– Cutting the state’s corporate tax rate from 4.9% to 3.5%, which would make it one of the lowest in the nation. The move would “encourage new businesses to invest in our state, which in turn will bring new jobs, better opportunities … and a larger tax base to accommodate such a cut without hurting the fiscal stability of our state.”
– Implementing zero-based budgeting for state agencies, which Hill said would “address wasteful government spending” to offset the proposed cuts.
– Eliminating young earners income tax for Hoosiers between 18 and 35. No estimate was given.
– Reducing sales taxes to 3% for seniors and eliminating the retirement income tax. No estimate was given.
Hill, in his release, called the cuts “calculated and fiscally responsible,” saying it encouraged young Hoosiers and seniors to stay in Indiana.
“Our plan doesn’t just tell voters what they want to hear. These cuts are fiscally conservative and responsible. Hoosiers are ready for a proven conservative leader who delivers for them, not just campaigns for their vote,” Hill said.
Chambers on investments to public safety
Chambers released a public safety plan Wednesday that included proposals related to bail, qualified immunity and fentanyl with the goal of supporting first responders.
“Our law enforcement officers and first responders have endured relentless attacks over the past few years, all while career politicians out in Washington, D.C., call for their departments to be defunded or their legal protections to be scaled back,” Chambers said in a release. “For Indiana to be prosperous, we must first ensure Hoosiers and our communities are safe — that starts by supporting law enforcement and first responders, not attacking them.”
Called “Protect and Serve,” the seven-point plan includes detailed bullet points on his campaign website.
According to his website, actions include:
– Mandatory minimum bail for violent and repeat offenders—a recent topic in the General Assembly—saying that judicial discretion has been too lenient and put Hoosiers at risk.
– Strengthening qualified immunity for law enforcement and first responders by codifying it into state law.

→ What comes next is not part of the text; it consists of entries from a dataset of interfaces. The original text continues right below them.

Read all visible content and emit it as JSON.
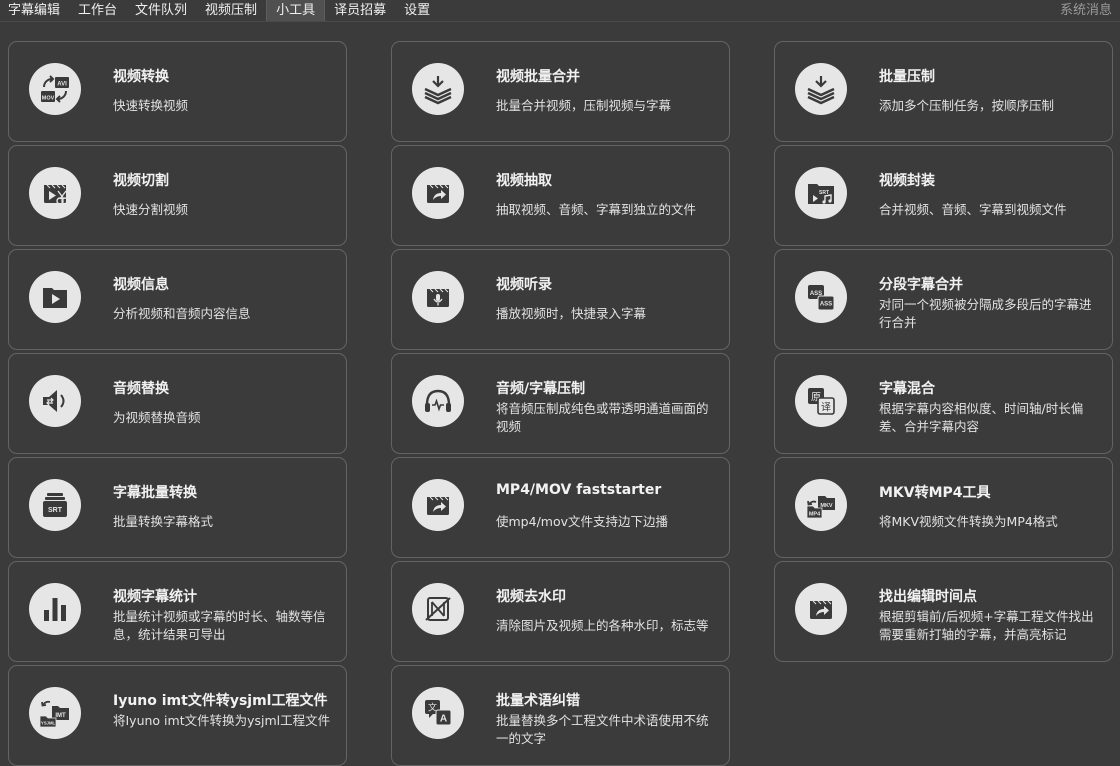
{
  "menu": {
    "items": [
      "字幕编辑",
      "工作台",
      "文件队列",
      "视频压制",
      "小工具",
      "译员招募",
      "设置"
    ],
    "active_index": 4,
    "system_message": "系统消息"
  },
  "tools": [
    {
      "title": "视频转换",
      "desc": "快速转换视频",
      "icon": "video-convert-icon"
    },
    {
      "title": "视频批量合并",
      "desc": "批量合并视频，压制视频与字幕",
      "icon": "layers-download-icon"
    },
    {
      "title": "批量压制",
      "desc": "添加多个压制任务，按顺序压制",
      "icon": "layers-download-icon"
    },
    {
      "title": "视频切割",
      "desc": "快速分割视频",
      "icon": "video-cut-icon"
    },
    {
      "title": "视频抽取",
      "desc": "抽取视频、音频、字幕到独立的文件",
      "icon": "video-share-icon"
    },
    {
      "title": "视频封装",
      "desc": "合并视频、音频、字幕到视频文件",
      "icon": "video-mux-icon"
    },
    {
      "title": "视频信息",
      "desc": "分析视频和音频内容信息",
      "icon": "video-info-icon"
    },
    {
      "title": "视频听录",
      "desc": "播放视频时，快捷录入字幕",
      "icon": "video-mic-icon"
    },
    {
      "title": "分段字幕合并",
      "desc": "对同一个视频被分隔成多段后的字幕进行合并",
      "icon": "ass-merge-icon"
    },
    {
      "title": "音频替换",
      "desc": "为视频替换音频",
      "icon": "speaker-swap-icon"
    },
    {
      "title": "音频/字幕压制",
      "desc": "将音频压制成纯色或带透明通道画面的视频",
      "icon": "headphones-icon"
    },
    {
      "title": "字幕混合",
      "desc": "根据字幕内容相似度、时间轴/时长偏差、合并字幕内容",
      "icon": "translate-mix-icon"
    },
    {
      "title": "字幕批量转换",
      "desc": "批量转换字幕格式",
      "icon": "srt-stack-icon"
    },
    {
      "title": "MP4/MOV faststarter",
      "desc": "使mp4/mov文件支持边下边播",
      "icon": "video-share-icon"
    },
    {
      "title": "MKV转MP4工具",
      "desc": "将MKV视频文件转换为MP4格式",
      "icon": "mkv-mp4-icon"
    },
    {
      "title": "视频字幕统计",
      "desc": "批量统计视频或字幕的时长、轴数等信息，统计结果可导出",
      "icon": "bar-chart-icon"
    },
    {
      "title": "视频去水印",
      "desc": "清除图片及视频上的各种水印，标志等",
      "icon": "watermark-remove-icon"
    },
    {
      "title": "找出编辑时间点",
      "desc": "根据剪辑前/后视频+字幕工程文件找出需要重新打轴的字幕，并高亮标记",
      "icon": "video-share-icon"
    },
    {
      "title": "Iyuno imt文件转ysjml工程文件",
      "desc": "将Iyuno imt文件转换为ysjml工程文件",
      "icon": "imt-convert-icon"
    },
    {
      "title": "批量术语纠错",
      "desc": "批量替换多个工程文件中术语使用不统一的文字",
      "icon": "translate-a-icon"
    }
  ],
  "icon_labels": {
    "avi": "AVI",
    "mov": "MOV",
    "srt": "SRT",
    "ass": "ASS",
    "mp4": "MP4",
    "mkv": "MKV",
    "ysjml": "YSJML",
    "imt": "IMT",
    "yuan": "原",
    "yi": "译",
    "wen": "文",
    "a": "A"
  },
  "colors": {
    "background": "#3b3b3b",
    "card_border": "#646464",
    "icon_bg": "#e6e6e6",
    "icon_fg": "#3a3a3a"
  }
}
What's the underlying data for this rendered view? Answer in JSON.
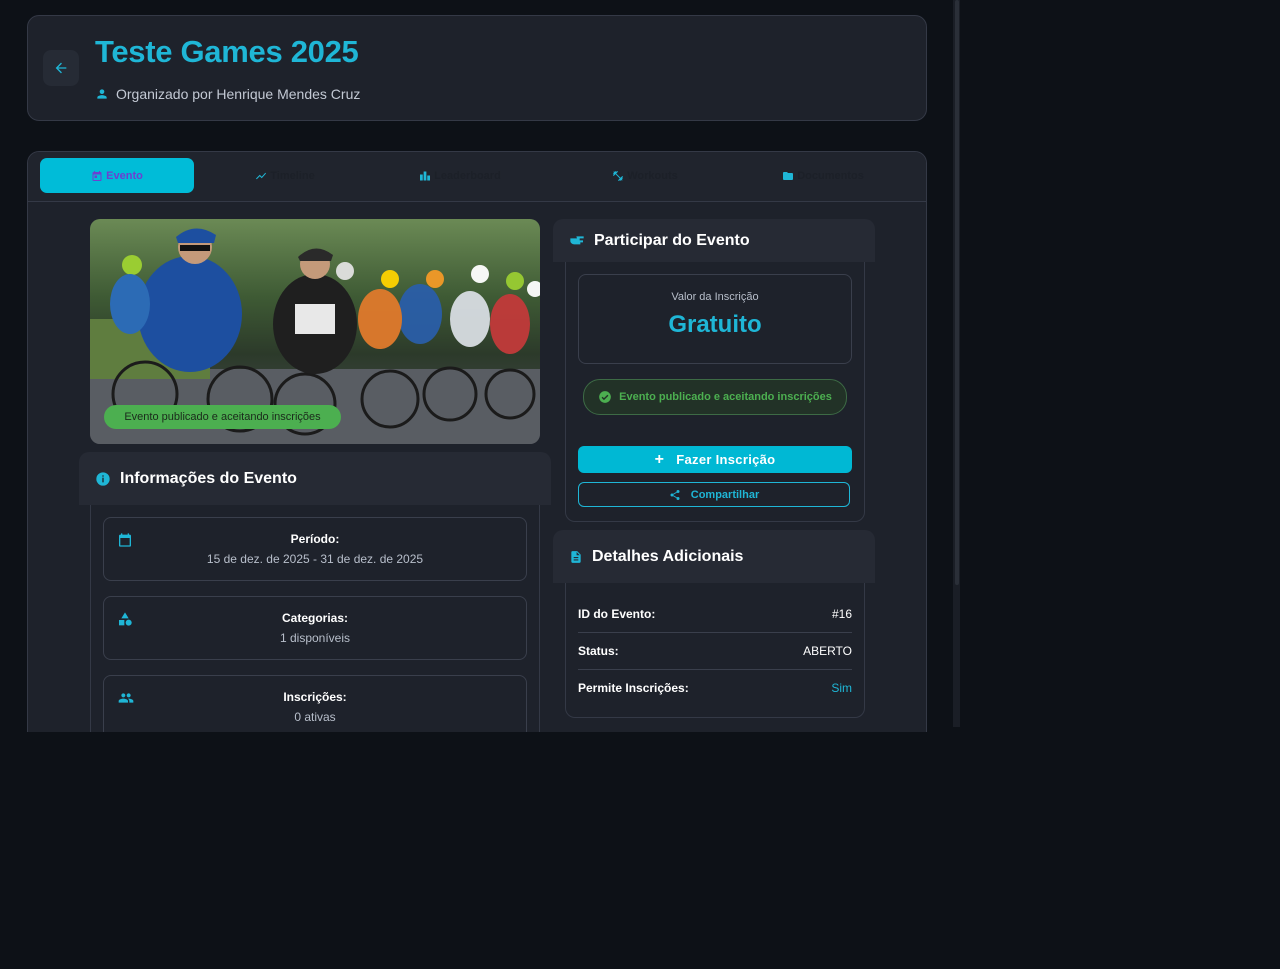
{
  "header": {
    "title": "Teste Games 2025",
    "organizer": "Organizado por Henrique Mendes Cruz"
  },
  "tabs": [
    {
      "label": "Evento",
      "icon": "calendar-icon",
      "active": true
    },
    {
      "label": "Timeline",
      "icon": "trend-line-icon",
      "active": false
    },
    {
      "label": "Leaderboard",
      "icon": "bar-chart-icon",
      "active": false
    },
    {
      "label": "Workouts",
      "icon": "dumbbell-icon",
      "active": false
    },
    {
      "label": "Documentos",
      "icon": "folder-icon",
      "active": false
    }
  ],
  "hero": {
    "image": "cyclists-race-photo",
    "status_badge": "Evento publicado e aceitando inscrições"
  },
  "info": {
    "title": "Informações do Evento",
    "rows": [
      {
        "label": "Período:",
        "value": "15 de dez. de 2025 - 31 de dez. de 2025",
        "icon": "calendar-icon"
      },
      {
        "label": "Categorias:",
        "value": "1 disponíveis",
        "icon": "category-icon"
      },
      {
        "label": "Inscrições:",
        "value": "0 ativas",
        "icon": "people-icon"
      }
    ]
  },
  "participate": {
    "title": "Participar do Evento",
    "price_label": "Valor da Inscrição",
    "price_value": "Gratuito",
    "status": "Evento publicado e aceitando inscrições",
    "register_button": "Fazer Inscrição",
    "share_button": "Compartilhar"
  },
  "details": {
    "title": "Detalhes Adicionais",
    "rows": [
      {
        "key": "ID do Evento:",
        "value": "#16"
      },
      {
        "key": "Status:",
        "value": "ABERTO"
      },
      {
        "key": "Permite Inscrições:",
        "value": "Sim"
      }
    ]
  },
  "colors": {
    "accent": "#1fb6d6",
    "primary_button": "#00b8d4",
    "success": "#4caf50",
    "background": "#0d1117",
    "card": "#1e222b"
  }
}
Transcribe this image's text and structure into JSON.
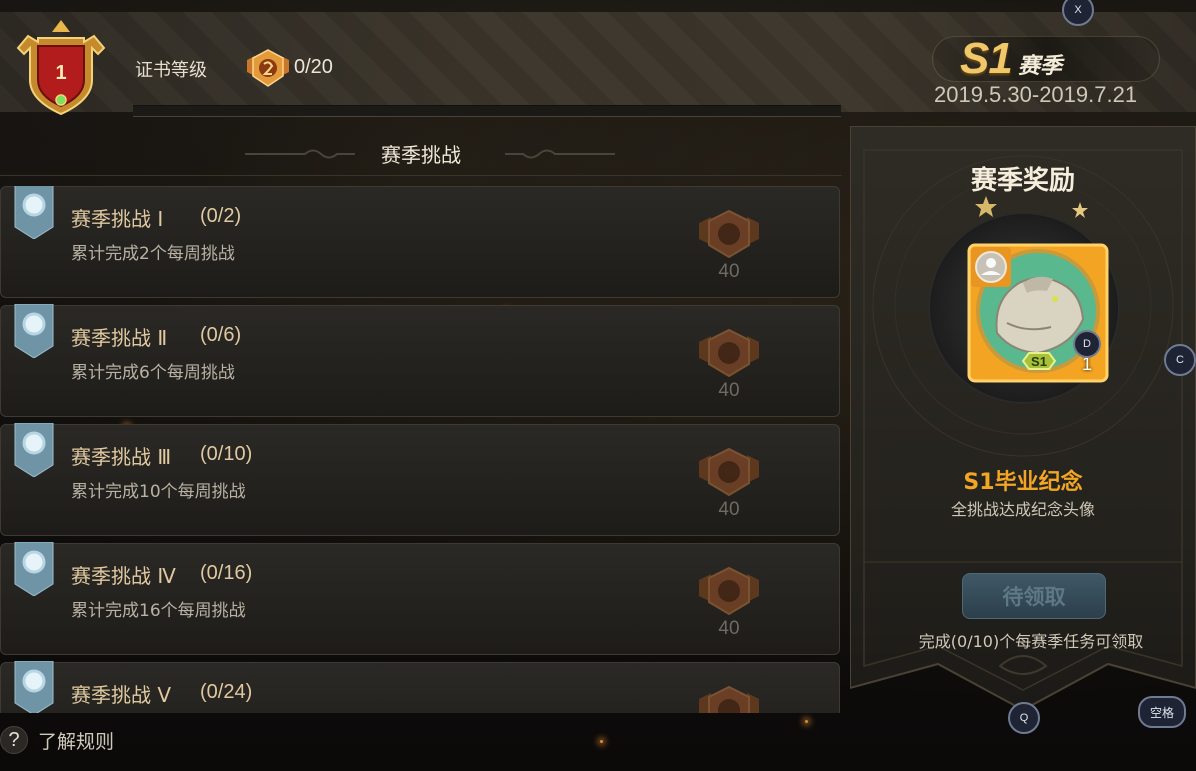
{
  "header": {
    "rank_level": "1",
    "rank_label": "证书等级",
    "coin_count": "0/20",
    "progress_fraction": 0,
    "season_code": "S1",
    "season_word": "赛季",
    "season_dates": "2019.5.30-2019.7.21"
  },
  "challenges": {
    "section_title": "赛季挑战",
    "items": [
      {
        "title": "赛季挑战 Ⅰ",
        "progress": "(0/2)",
        "description": "累计完成2个每周挑战",
        "reward": "40"
      },
      {
        "title": "赛季挑战 Ⅱ",
        "progress": "(0/6)",
        "description": "累计完成6个每周挑战",
        "reward": "40"
      },
      {
        "title": "赛季挑战 Ⅲ",
        "progress": "(0/10)",
        "description": "累计完成10个每周挑战",
        "reward": "40"
      },
      {
        "title": "赛季挑战 Ⅳ",
        "progress": "(0/16)",
        "description": "累计完成16个每周挑战",
        "reward": "40"
      },
      {
        "title": "赛季挑战 Ⅴ",
        "progress": "(0/24)",
        "description": "",
        "reward": ""
      }
    ]
  },
  "reward": {
    "title": "赛季奖励",
    "avatar_badge": "S1",
    "avatar_count": "1",
    "name": "S1毕业纪念",
    "description": "全挑战达成纪念头像",
    "claim_label": "待领取",
    "claim_condition": "完成(0/10)个每赛季任务可领取"
  },
  "footer": {
    "rules_icon": "?",
    "rules_label": "了解规则"
  },
  "key_hints": {
    "x": "X",
    "c": "C",
    "d": "D",
    "q": "Q",
    "space": "空格"
  },
  "colors": {
    "accent_gold": "#f0c86a",
    "reward_orange": "#f3a524",
    "button_disabled": "#2c3f4b"
  }
}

– Creating regional, multi-disciplinary and cross-jurisdictional task forces to address fentanyl overdoses and drug abuse with the power to investigate deaths attributable to synthetic opioids. These teams will be able to target “dealers and traffickers more efficiently and effectively,” according to Chambers.
– Enhanced recruitment and retention efforts for first responders by working with the secretary of education and higher education institutions to create “expedited pathways” alongside out-of-state recruitment.
– Expanding existing behavioral health centers and building more as well as funding appropriate mental health treatment for offenders so they can “be placed on the path to recovery to prevent future offense.” Additionally supporting first responders ability to “commit offenders in crisis to a behavioral health center.”
– Identifying training gaps for local first responders and developing additional training to prepare them to address the fentanyl epidemic and mental health problems.
– Allowing licensed childcare facilities to qualify for the Indiana Secured School Grant program—which allows schools to use taxpayer dollars on school resource officers as well as firearm training for teachers.
Previously, Chambers offered online safety proposals geared for children but has yet to weigh in on hot topic social issues. Unlike his competitors, Chambers stances on public issues are relatively slim because he has never held or campaigned for public office—leaving these two plans as clues to how he’d work as an elected official.
The Indiana Capital Chronicle is an independent, not-for-profit news organization that covers state government, policy and elections.